From behind Linnea, I saw Cyrano nod his head in agreement.
“Kennet!” Linnea gasped. Her level of shock was almost comical, especially considering that Mikko and Lisbet seemed unfazed. “It’s not right to speak ill of the dead, especially your King.”
“Perhaps it’s best if we don’t discuss business over dinner,” Mikko said. I wasn’t sure if he was coming to the aid of his wife, or if he also disapproved of Kennet’s statement. It was impossible to tell since Mikko’s face was an unreadable mask.
“I’ve always found that to be the best policy,” Kennet agreed amiably.
Looking at Kennet and Mikko staring at each other across the table was a bit like a funhouse mirror.

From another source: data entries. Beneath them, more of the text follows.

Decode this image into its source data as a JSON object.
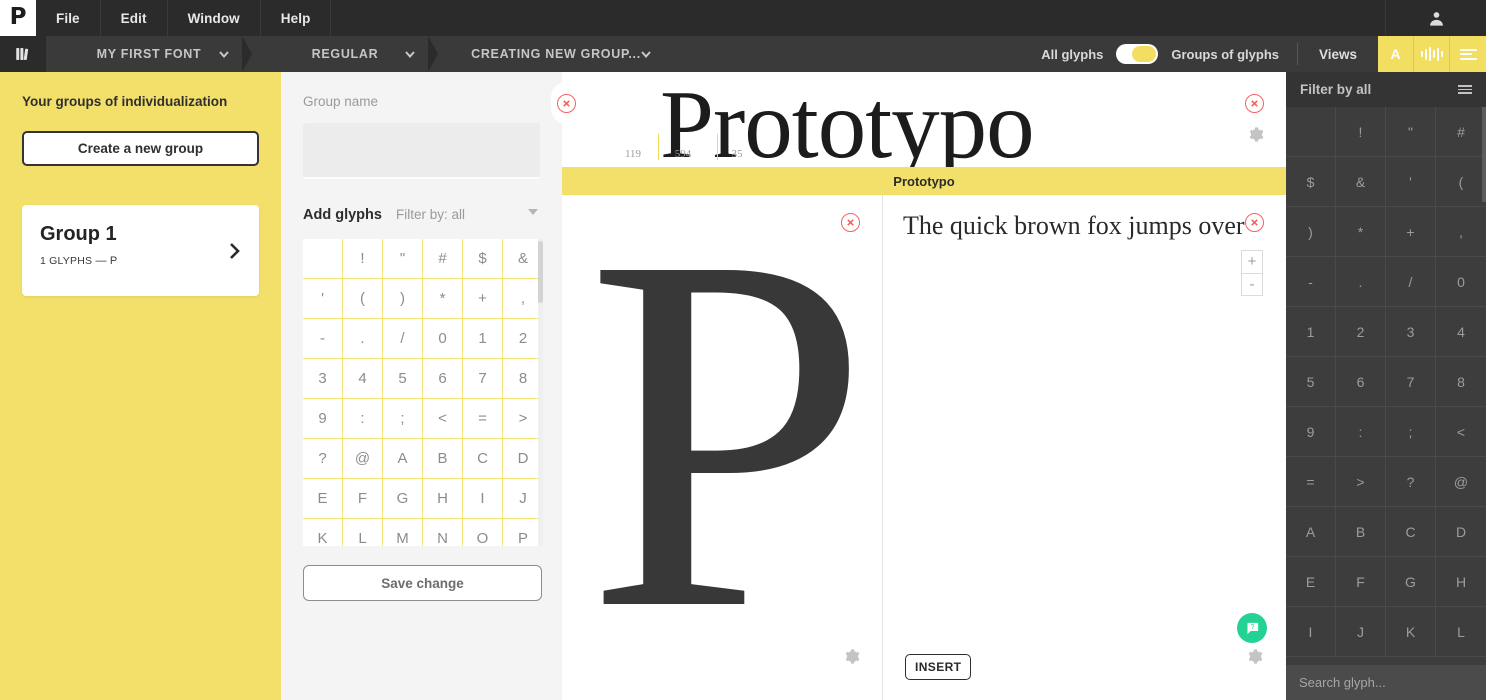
{
  "app": {
    "logo": "P",
    "accent_yellow": "#f3e06a",
    "dark": "#2b2b2b",
    "red": "#f4625e",
    "green": "#24d393"
  },
  "menubar": {
    "items": [
      "File",
      "Edit",
      "Window",
      "Help"
    ],
    "account_icon": "user-icon"
  },
  "tabbar": {
    "books_icon": "books-icon",
    "font_name": "MY FIRST FONT",
    "weight": "REGULAR",
    "group_tab": "CREATING NEW GROUP...",
    "toggle_left_label": "All glyphs",
    "toggle_right_label": "Groups of glyphs",
    "toggle_state": "right",
    "views_label": "Views",
    "view_buttons": [
      "A",
      "spacing-waveform-icon",
      "text-lines-icon"
    ]
  },
  "sidebar": {
    "title": "Your groups of individualization",
    "create_button": "Create a new group",
    "groups": [
      {
        "name": "Group 1",
        "count": "1 GLYPHS",
        "dash": "—",
        "glyphs": "P"
      }
    ]
  },
  "group_panel": {
    "name_label": "Group name",
    "name_value": "",
    "name_placeholder": "",
    "add_glyphs_label": "Add glyphs",
    "filter_label": "Filter by: all",
    "save_label": "Save change",
    "glyphs": [
      " ",
      "!",
      "\"",
      "#",
      "$",
      "&",
      "'",
      "(",
      ")",
      "*",
      "+",
      ",",
      "-",
      ".",
      "/",
      "0",
      "1",
      "2",
      "3",
      "4",
      "5",
      "6",
      "7",
      "8",
      "9",
      ":",
      ";",
      "<",
      "=",
      ">",
      "?",
      "@",
      "A",
      "B",
      "C",
      "D",
      "E",
      "F",
      "G",
      "H",
      "I",
      "J",
      "K",
      "L",
      "M",
      "N",
      "O",
      "P"
    ]
  },
  "canvas": {
    "word": "Prototypo",
    "spacing_values": [
      "119",
      "594",
      "35"
    ],
    "band_label": "Prototypo",
    "big_glyph": "P",
    "pangram": "The quick brown fox jumps over",
    "zoom_in": "+",
    "zoom_out": "-",
    "insert_label": "INSERT",
    "help_icon": "help-chat-icon",
    "gear_icon": "gear-icon",
    "close_icon": "close-circle-icon"
  },
  "right_panel": {
    "filter_title": "Filter by all",
    "menu_icon": "hamburger-icon",
    "search_placeholder": "Search glyph...",
    "search_value": "",
    "pin_icon": "pin-icon",
    "glyphs": [
      " ",
      "!",
      "\"",
      "#",
      "$",
      "&",
      "'",
      "(",
      ")",
      "*",
      "+",
      ",",
      "-",
      ".",
      "/",
      "0",
      "1",
      "2",
      "3",
      "4",
      "5",
      "6",
      "7",
      "8",
      "9",
      ":",
      ";",
      "<",
      "=",
      ">",
      "?",
      "@",
      "A",
      "B",
      "C",
      "D",
      "E",
      "F",
      "G",
      "H",
      "I",
      "J",
      "K",
      "L"
    ]
  }
}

They looked so much alike, even though Kennet was younger and slimmer. But Kennet was very expressive, often grinning and raising his eyebrows, while Mikko rarely seemed to emote at all. Not to mention that Kennet was talkative and flirtatious, and Mikko barely said a word.

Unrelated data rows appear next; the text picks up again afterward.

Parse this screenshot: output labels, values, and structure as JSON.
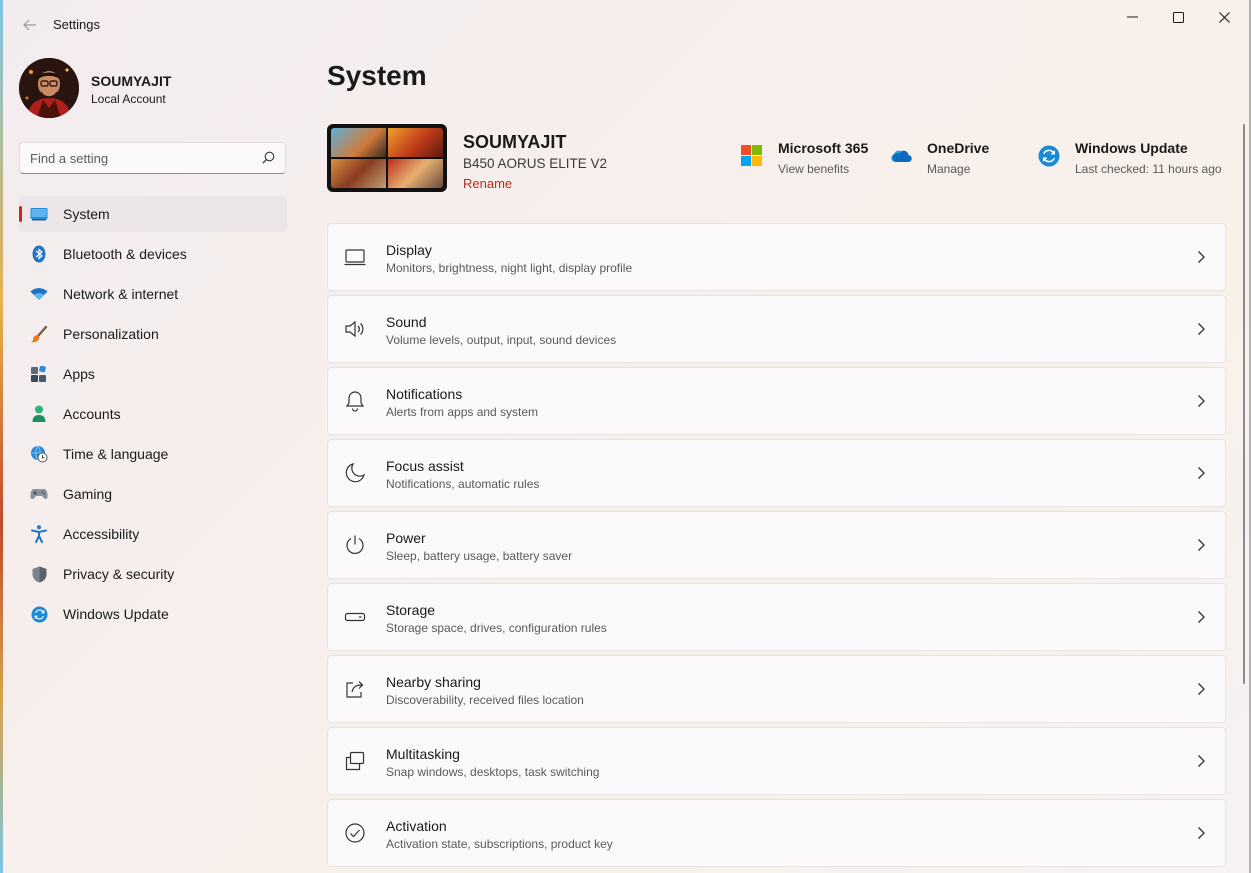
{
  "window": {
    "title": "Settings"
  },
  "profile": {
    "name": "SOUMYAJIT",
    "account_type": "Local Account"
  },
  "search": {
    "placeholder": "Find a setting"
  },
  "sidebar": {
    "items": [
      {
        "label": "System",
        "icon": "system-icon",
        "active": true
      },
      {
        "label": "Bluetooth & devices",
        "icon": "bluetooth-icon"
      },
      {
        "label": "Network & internet",
        "icon": "wifi-icon"
      },
      {
        "label": "Personalization",
        "icon": "brush-icon"
      },
      {
        "label": "Apps",
        "icon": "apps-icon"
      },
      {
        "label": "Accounts",
        "icon": "person-icon"
      },
      {
        "label": "Time & language",
        "icon": "globe-clock-icon"
      },
      {
        "label": "Gaming",
        "icon": "gamepad-icon"
      },
      {
        "label": "Accessibility",
        "icon": "accessibility-icon"
      },
      {
        "label": "Privacy & security",
        "icon": "shield-icon"
      },
      {
        "label": "Windows Update",
        "icon": "windows-update-icon"
      }
    ]
  },
  "main": {
    "page_title": "System",
    "device": {
      "name": "SOUMYAJIT",
      "model": "B450 AORUS ELITE V2",
      "rename_label": "Rename"
    },
    "quick_links": [
      {
        "title": "Microsoft 365",
        "subtitle": "View benefits",
        "icon": "microsoft-365-icon"
      },
      {
        "title": "OneDrive",
        "subtitle": "Manage",
        "icon": "onedrive-icon"
      },
      {
        "title": "Windows Update",
        "subtitle": "Last checked: 11 hours ago",
        "icon": "windows-update-icon"
      }
    ],
    "cards": [
      {
        "title": "Display",
        "subtitle": "Monitors, brightness, night light, display profile",
        "icon": "display-icon"
      },
      {
        "title": "Sound",
        "subtitle": "Volume levels, output, input, sound devices",
        "icon": "speaker-icon"
      },
      {
        "title": "Notifications",
        "subtitle": "Alerts from apps and system",
        "icon": "bell-icon"
      },
      {
        "title": "Focus assist",
        "subtitle": "Notifications, automatic rules",
        "icon": "moon-icon"
      },
      {
        "title": "Power",
        "subtitle": "Sleep, battery usage, battery saver",
        "icon": "power-icon"
      },
      {
        "title": "Storage",
        "subtitle": "Storage space, drives, configuration rules",
        "icon": "storage-icon"
      },
      {
        "title": "Nearby sharing",
        "subtitle": "Discoverability, received files location",
        "icon": "share-icon"
      },
      {
        "title": "Multitasking",
        "subtitle": "Snap windows, desktops, task switching",
        "icon": "multitasking-icon"
      },
      {
        "title": "Activation",
        "subtitle": "Activation state, subscriptions, product key",
        "icon": "activation-icon"
      }
    ]
  },
  "colors": {
    "accent": "#c42b1c",
    "rename_link": "#b4301c",
    "onedrive": "#0f6cbd",
    "update": "#1a8ad4"
  }
}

The waitstaff began to clear the first course before bringing in a massive salad of arugula, pressed melon, and goat cheese. While they exchanged our dishes, nobody spoke, and the only sound was the clearing of silverware and the setting down of plates.
“There are so many other things we have to talk about,” Linnea said, since no one else seemed eager to pick up the conversation. “I am disappointed that I wasn’t able to see either of you more today.”
“Tomorrow you should make time for a little fun, Bryn,” Kennet said. “You must take a break and have lunch with me.”
I paused, trying to find a polite way out of it, until I came up with the perfect solution. “If you insist, then Kasper and I would be happy to join you.”
But Kennet would not be appeased. “Unless of course Kasper has more pressing business to attend to?” He raised an eyebrow at Kasper.
“Kennet, you’ve met beautiful girls before,” Lisbet said in exasperation. “Certainly you know how to contain yourself around them.”
For once, Kennet didn’t have a snappy comeback, and I just kept my head bowed, focusing on the salad before me. Even though I wasn’t the one putting on the display, I still felt the maddening urge to blush, but I suppressed it as best I could.
“What is on your agenda for tomorrow?” Linnea asked, doing her best to keep the conversation flowing.
“I believe Bayle has a few more things he’d like to show us,” Kasper said. “We haven’t seen the towers yet.”